Odd choice of photo to advertise their product, since this Big Red team member seems to be suffering from some kind of intestinal distress. From the Cornell Alumni News
- Oct 19, 1939
Unless he was smoking something else.....
This story ran in the Washington Post
on June 26, 1933. It describes how a dispute over how many coats of paint is required to paint a car resulted in tragedy.
But it leaves unanswered the question of how much paint is needed to paint a car. My hunch would be that paint is better nowadays than it was in 1933, so fewer coats are needed. But I'd say it has to be three coats minimum (including the primer). Nine coats (even back in 1933) sounds like too much.

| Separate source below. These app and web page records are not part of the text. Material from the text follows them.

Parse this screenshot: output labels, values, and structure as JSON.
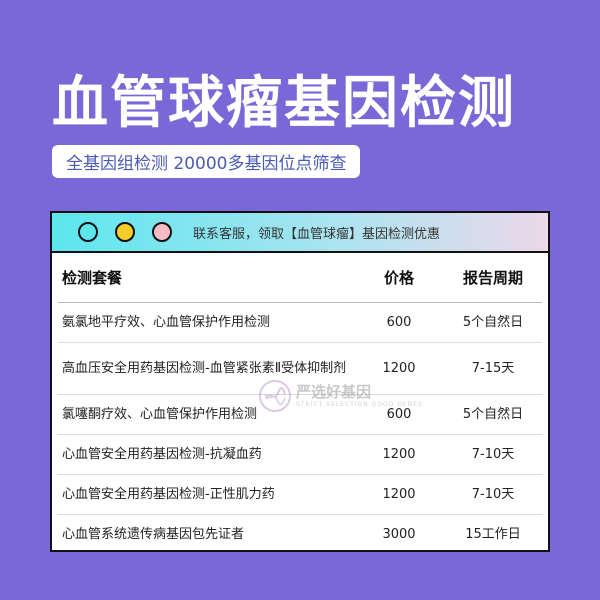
{
  "header": {
    "title": "血管球瘤基因检测",
    "subtitle": "全基因组检测 20000多基因位点筛查"
  },
  "card": {
    "notice": "联系客服，领取【血管球瘤】基因检测优惠",
    "dot_colors": [
      "#5ce6ee",
      "#f5cc2a",
      "#f6bcc6"
    ]
  },
  "table": {
    "headers": {
      "name": "检测套餐",
      "price": "价格",
      "period": "报告周期"
    },
    "rows": [
      {
        "name": "氨氯地平疗效、心血管保护作用检测",
        "price": "600",
        "period": "5个自然日"
      },
      {
        "name": "高血压安全用药基因检测-血管紧张素Ⅱ受体抑制剂",
        "price": "1200",
        "period": "7-15天"
      },
      {
        "name": "氯噻酮疗效、心血管保护作用检测",
        "price": "600",
        "period": "5个自然日"
      },
      {
        "name": "心血管安全用药基因检测-抗凝血药",
        "price": "1200",
        "period": "7-10天"
      },
      {
        "name": "心血管安全用药基因检测-正性肌力药",
        "price": "1200",
        "period": "7-10天"
      },
      {
        "name": "心血管系统遗传病基因包先证者",
        "price": "3000",
        "period": "15工作日"
      }
    ]
  },
  "watermark": {
    "text": "严选好基因",
    "sub": "STRICT SELECTION GOOD GENES"
  },
  "colors": {
    "background": "#7b68d8",
    "accent": "#5ce6ee"
  }
}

From an era when "laxative" obviously meant something different than today--I hope!
Original (full) ad here.
Scroll to page 8.
Listen to just the first three minutes at least of the Cackle Sisters
, and then tell me if you don't agree that contemporary C&W music needs more bird imitations and yodeling.
Back in 1936, Patricia Salter had an unusual hobby for a 12-year-old girl. She collected dirt. Whenever I come across stories like this, it always makes me wonder what became of the collection. I'm guessing that at some point it must have been tossed in the trash, or dumped outside.
But it looks like there are some like-minded dirt enthusiasts in the present day, over at the Museum of Dirt
Source: The Washington Post
- Feb 9, 1936
This was a great moment in American law. From the New York Times
- Feb 7, 1935:
What did you receive if you answered this ad and paid their fee?
Five books of odd photos. All now digitized and awaiting your perusal here.